START Data for processing
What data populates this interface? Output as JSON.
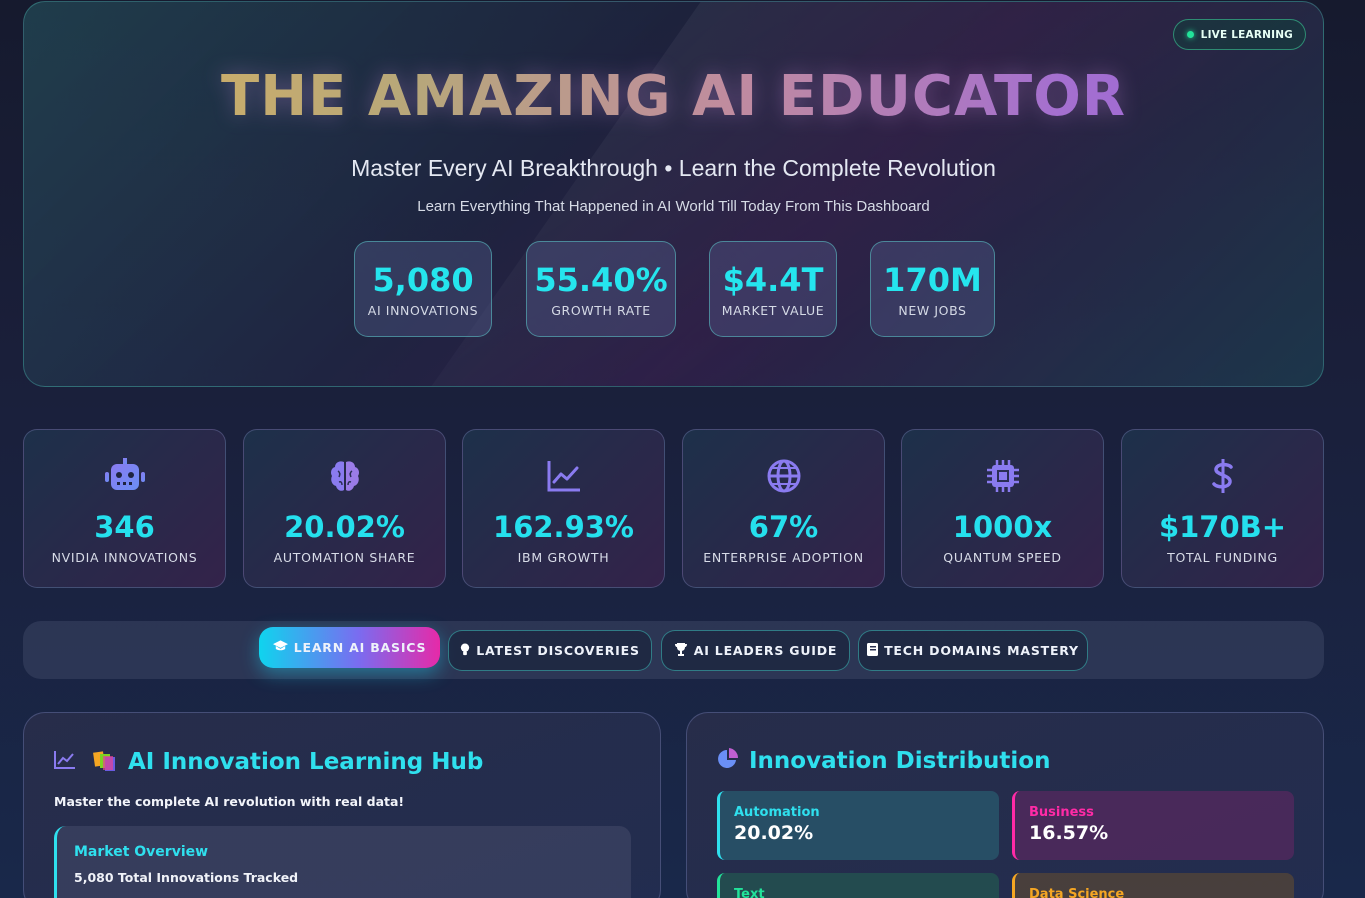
{
  "hero": {
    "live_badge": "LIVE LEARNING",
    "title": "THE AMAZING AI EDUCATOR",
    "subtitle": "Master Every AI Breakthrough • Learn the Complete Revolution",
    "tagline": "Learn Everything That Happened in AI World Till Today From This Dashboard",
    "stats": [
      {
        "value": "5,080",
        "label": "AI INNOVATIONS"
      },
      {
        "value": "55.40%",
        "label": "GROWTH RATE"
      },
      {
        "value": "$4.4T",
        "label": "MARKET VALUE"
      },
      {
        "value": "170M",
        "label": "NEW JOBS"
      }
    ]
  },
  "metrics": [
    {
      "icon": "robot-icon",
      "value": "346",
      "label": "NVIDIA INNOVATIONS"
    },
    {
      "icon": "brain-icon",
      "value": "20.02%",
      "label": "AUTOMATION SHARE"
    },
    {
      "icon": "chart-line-icon",
      "value": "162.93%",
      "label": "IBM GROWTH"
    },
    {
      "icon": "globe-icon",
      "value": "67%",
      "label": "ENTERPRISE ADOPTION"
    },
    {
      "icon": "chip-icon",
      "value": "1000x",
      "label": "QUANTUM SPEED"
    },
    {
      "icon": "dollar-icon",
      "value": "$170B+",
      "label": "TOTAL FUNDING"
    }
  ],
  "tabs": [
    {
      "icon": "graduation-cap-icon",
      "label": "LEARN AI BASICS",
      "active": true
    },
    {
      "icon": "lightbulb-icon",
      "label": "LATEST DISCOVERIES",
      "active": false
    },
    {
      "icon": "trophy-icon",
      "label": "AI LEADERS GUIDE",
      "active": false
    },
    {
      "icon": "book-icon",
      "label": "TECH DOMAINS MASTERY",
      "active": false
    }
  ],
  "learning_hub": {
    "title": "AI Innovation Learning Hub",
    "description": "Master the complete AI revolution with real data!",
    "market_overview": {
      "heading": "Market Overview",
      "summary": "5,080 Total Innovations Tracked"
    }
  },
  "distribution": {
    "title": "Innovation Distribution",
    "items": [
      {
        "name": "Automation",
        "percent": "20.02%",
        "color": "#2fe0ee"
      },
      {
        "name": "Business",
        "percent": "16.57%",
        "color": "#ff2aa6"
      },
      {
        "name": "Text",
        "percent": "",
        "color": "#22e39a"
      },
      {
        "name": "Data Science",
        "percent": "",
        "color": "#f5a623"
      }
    ]
  },
  "colors": {
    "accent_cyan": "#25e5ee",
    "accent_magenta": "#e62aa8",
    "icon_purple": "#8a7bf0",
    "live_green": "#22e39a"
  }
}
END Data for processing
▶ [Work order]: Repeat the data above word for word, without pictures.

▶ [Written answer]:
What data populates this interface? Output as JSON.
{
  "hero": {
    "live_badge": "LIVE LEARNING",
    "title": "THE AMAZING AI EDUCATOR",
    "subtitle": "Master Every AI Breakthrough • Learn the Complete Revolution",
    "tagline": "Learn Everything That Happened in AI World Till Today From This Dashboard",
    "stats": [
      {
        "value": "5,080",
        "label": "AI INNOVATIONS"
      },
      {
        "value": "55.40%",
        "label": "GROWTH RATE"
      },
      {
        "value": "$4.4T",
        "label": "MARKET VALUE"
      },
      {
        "value": "170M",
        "label": "NEW JOBS"
      }
    ]
  },
  "metrics": [
    {
      "icon": "robot-icon",
      "value": "346",
      "label": "NVIDIA INNOVATIONS"
    },
    {
      "icon": "brain-icon",
      "value": "20.02%",
      "label": "AUTOMATION SHARE"
    },
    {
      "icon": "chart-line-icon",
      "value": "162.93%",
      "label": "IBM GROWTH"
    },
    {
      "icon": "globe-icon",
      "value": "67%",
      "label": "ENTERPRISE ADOPTION"
    },
    {
      "icon": "chip-icon",
      "value": "1000x",
      "label": "QUANTUM SPEED"
    },
    {
      "icon": "dollar-icon",
      "value": "$170B+",
      "label": "TOTAL FUNDING"
    }
  ],
  "tabs": [
    {
      "icon": "graduation-cap-icon",
      "label": "LEARN AI BASICS",
      "active": true
    },
    {
      "icon": "lightbulb-icon",
      "label": "LATEST DISCOVERIES",
      "active": false
    },
    {
      "icon": "trophy-icon",
      "label": "AI LEADERS GUIDE",
      "active": false
    },
    {
      "icon": "book-icon",
      "label": "TECH DOMAINS MASTERY",
      "active": false
    }
  ],
  "learning_hub": {
    "title": "AI Innovation Learning Hub",
    "description": "Master the complete AI revolution with real data!",
    "market_overview": {
      "heading": "Market Overview",
      "summary": "5,080 Total Innovations Tracked"
    }
  },
  "distribution": {
    "title": "Innovation Distribution",
    "items": [
      {
        "name": "Automation",
        "percent": "20.02%",
        "color": "#2fe0ee"
      },
      {
        "name": "Business",
        "percent": "16.57%",
        "color": "#ff2aa6"
      },
      {
        "name": "Text",
        "percent": "",
        "color": "#22e39a"
      },
      {
        "name": "Data Science",
        "percent": "",
        "color": "#f5a623"
      }
    ]
  },
  "colors": {
    "accent_cyan": "#25e5ee",
    "accent_magenta": "#e62aa8",
    "icon_purple": "#8a7bf0",
    "live_green": "#22e39a"
  }
}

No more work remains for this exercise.